…If the Gemara tells us a metziyus, it’s emes veyatziv. There’s nothing to think about. Anything we see with our eyes is less of a reality than something we see in the Gemara.
So Rav Reich, in condemning Slifkin, disagrees with the Rambam, a statement at the back of the Shas he probably used when learning throughout his life, and many other commentators. This is typical of the contemporary UO right, but it's certainly not been the case all along.

At its core, it seems that the anti-Slifkinites would be more comfortable with the Tz'dukim that Chazal. That's too bad.

Monday, March 13, 2006

Exsurge Domine

In 1520, the Pope (yup, I'm starting with the Pope) issued an edict called Exsurge Domine officially condemning the writings of one Martin Luther (who dared to write books that suggested that certain traditional church teachings were incorrect). Given the book bans that have come out of our 'modern' Jewish rabbinate, I thought a quick excerpt might be instructive:
Wise in their own eyes, according to the ancient practice of heretics, they interpret these same Scriptures otherwise than the Holy Spirit demands, inspired only by their own sense of ambition, and for the sake of popular acclaim, as the Apostle declares... No one of sound mind is ignorant how destructive, pernicious, scandalous, and seductive to pious and simple minds these various errors are...

They continue:
we condemn, reprobate, and reject completely each of these theses or errors as either heretical, scandalous, false, offensive to pious ears or seductive of simple minds, and against Catholic truth.
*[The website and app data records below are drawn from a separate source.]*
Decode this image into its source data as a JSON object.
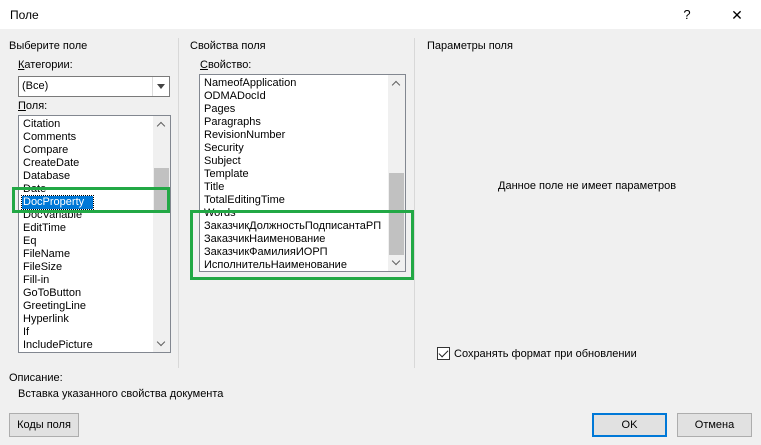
{
  "window": {
    "title": "Поле",
    "help_glyph": "?",
    "close_glyph": "✕"
  },
  "left": {
    "section_title": "Выберите поле",
    "categories_label": "Категории:",
    "categories_value": "(Все)",
    "fields_label": "Поля:",
    "fields": [
      "Citation",
      "Comments",
      "Compare",
      "CreateDate",
      "Database",
      "Date",
      "DocProperty",
      "DocVariable",
      "EditTime",
      "Eq",
      "FileName",
      "FileSize",
      "Fill-in",
      "GoToButton",
      "GreetingLine",
      "Hyperlink",
      "If",
      "IncludePicture"
    ],
    "selected_field": "DocProperty"
  },
  "middle": {
    "section_title": "Свойства поля",
    "property_label": "Свойство:",
    "properties": [
      "NameofApplication",
      "ODMADocId",
      "Pages",
      "Paragraphs",
      "RevisionNumber",
      "Security",
      "Subject",
      "Template",
      "Title",
      "TotalEditingTime",
      "Words",
      "ЗаказчикДолжностьПодписантаРП",
      "ЗаказчикНаименование",
      "ЗаказчикФамилияИОРП",
      "ИсполнительНаименование"
    ]
  },
  "right": {
    "section_title": "Параметры поля",
    "no_params_text": "Данное поле не имеет параметров",
    "preserve_format_label": "Сохранять формат при обновлении",
    "preserve_format_checked": true
  },
  "description": {
    "label": "Описание:",
    "text": "Вставка указанного свойства документа"
  },
  "buttons": {
    "field_codes": "Коды поля",
    "ok": "OK",
    "cancel": "Отмена"
  },
  "colors": {
    "highlight_box": "#22a845",
    "selection": "#0078d7"
  }
}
By listing them, we decree and declare that all the faithful of both sexes must regard them as condemned, reprobated, and rejected... Moreover, because the preceding errors and many others are contained in the books or writings of Martin Luther, we likewise condemn, reprobate, and reject completely the books and all the writings and sermons of the said Martin... We forbid each and every one of the faithful of either sex, in virtue of holy obedience and under the above penalties to be incurred automatically, to read, assert, preach, praise, print, publish, or defend them.

Therefore let Martin himself and all those adhering to him, and those who shelter and support him... know that from our heart we exhort and beseech that he cease to disturb the peace, unity, and truth of the Church for which the Savior prayed so earnestly to the Father. Let him abstain from his pernicious errors that he may come back to us.

I call this fascinating because it is so close in thought and language to the original Slifkin ban:
...the books written by Nosson Slifkin present a great stumbling block to the reader. They are full of heresy, twist and misrepresent the words of our sages and ridicule the foundations of our emunah... The publication and distribution of these books present a spiritual danger and I fear that people will be adversely influenced by them. I therefore declare that these books should be distanced and it is forbidden to read, own, or distribute them as the Halacha applies to all "books of heresy." The author should also not be permitted to engage in outreach so that he should not transgress the cardinal sin of spreading words of heresy. There can be no room for justification whatsoever for spreading these books.

Signed with a pained heart and with the hope that the author who has spread this heresy will burn all his books and publicly retract all he has written.

Like I said, frightening.

As a new entrant into the JBlogosphere, I hope that I will be able to contribute a tenth of what earlier participants have.

Happy Purim all!